The lines to return are those below that contain the word "image".

Records contained in a dataset:
____

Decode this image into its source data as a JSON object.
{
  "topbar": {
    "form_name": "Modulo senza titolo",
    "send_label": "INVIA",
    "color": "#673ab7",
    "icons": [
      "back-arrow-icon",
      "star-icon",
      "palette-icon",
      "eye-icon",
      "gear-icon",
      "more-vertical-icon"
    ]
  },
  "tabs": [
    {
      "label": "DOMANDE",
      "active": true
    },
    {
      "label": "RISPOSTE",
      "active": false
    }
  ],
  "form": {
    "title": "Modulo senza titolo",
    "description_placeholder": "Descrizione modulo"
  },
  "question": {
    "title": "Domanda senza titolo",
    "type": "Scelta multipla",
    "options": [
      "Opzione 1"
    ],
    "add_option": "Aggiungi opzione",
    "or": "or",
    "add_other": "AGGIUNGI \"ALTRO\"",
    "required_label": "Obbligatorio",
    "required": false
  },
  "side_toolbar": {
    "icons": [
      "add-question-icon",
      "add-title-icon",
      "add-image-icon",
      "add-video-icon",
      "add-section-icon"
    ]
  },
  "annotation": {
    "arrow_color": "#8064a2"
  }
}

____

■ **TASK RESULT**:
Decode this image into its source data as a JSON object.
      "add-image-icon",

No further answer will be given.